Groppi S, et al. (2011) Glucose-induced calcium influx in budding yeast involves a novel calcium transport system and can activate calcineurin. Cell Calcium 49(6):376-86
Abstract: Glucose addition to glucose-starved Saccharomyces cerevisiae cells triggers a quick and transient influx of calcium from the extracellular environment. In yeast at least two different carrier systems were identified: a high affinity system, requiring Cch1 channel, and a low affinity system. Here we report that another calcium transport system exists in yeast, not yet identified, that can substitute the two known systems when they are inactivated. This system was called GIC (for Glucose Induced Calcium) system and it is a high affinity calcium transport system, magnesium-sensitive but nickel-resistant. Moreover, GIC transport is sensitive to gadolinium and nifedipine, but it is not sensitive to inhibition by verapamil, which conversely behaves as an agonist on glucose response. GIC transport is fully functional in conditions when calcineurin is active, a serine/threonine specificity phosphatase involved in the regulation of calcium homeostasis and in many other cellular phenomena such as tolerance to high concentrations of Na(+) and Li(+), response to pheromones and gene transcription regulation. Here it is reported for the first time that calcineurin can also be activated by nutrients: the activation of Crz1 transcription factor by calcineurin was observed in derepressed cells after addition of glucose in the presence of extracellular calcium.

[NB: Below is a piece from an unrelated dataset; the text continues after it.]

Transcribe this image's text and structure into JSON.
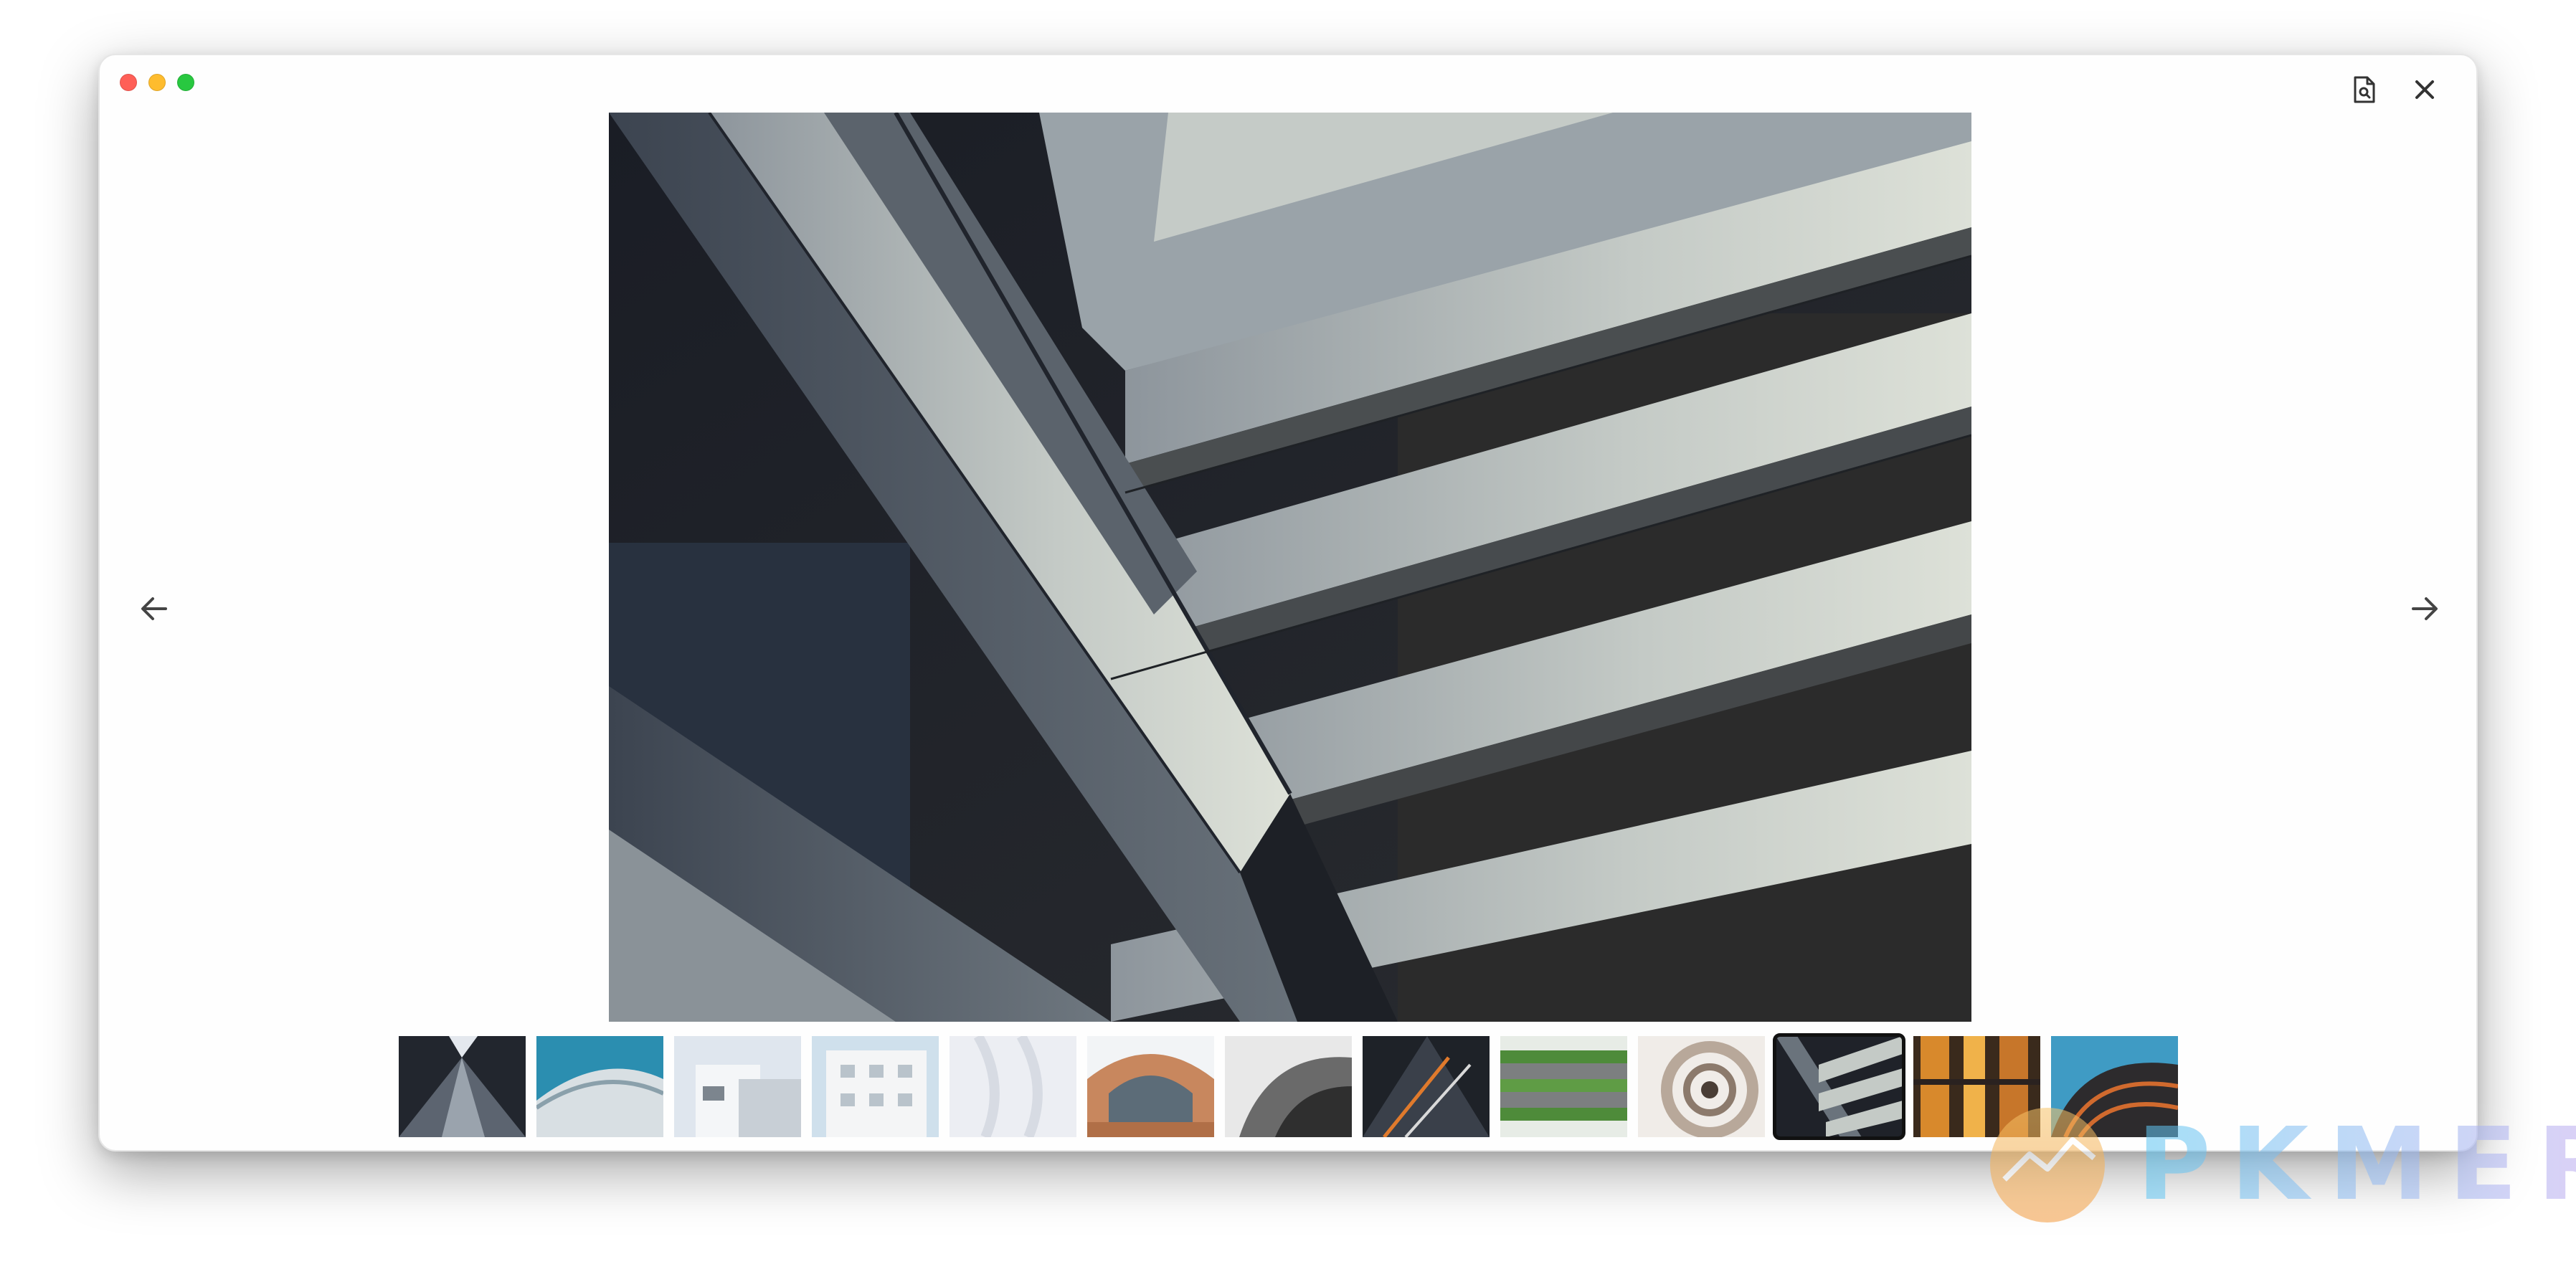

|Status: Published||Type: Journal Article||PubMed ID: 21511333|
Topics addressed in this paper
Number of different genes curated to this paper: 9
- To find other papers on a gene and topic, click on the colored ball in the appropriate box.
- displays other papers with information about that topic for that gene.
- displays other papers in SGD that are associated with that topic.
The topic is addressed in these papers but does not describe a specific gene or chromosomal feature.
- To go to the Locus page for a gene, click on the gene name.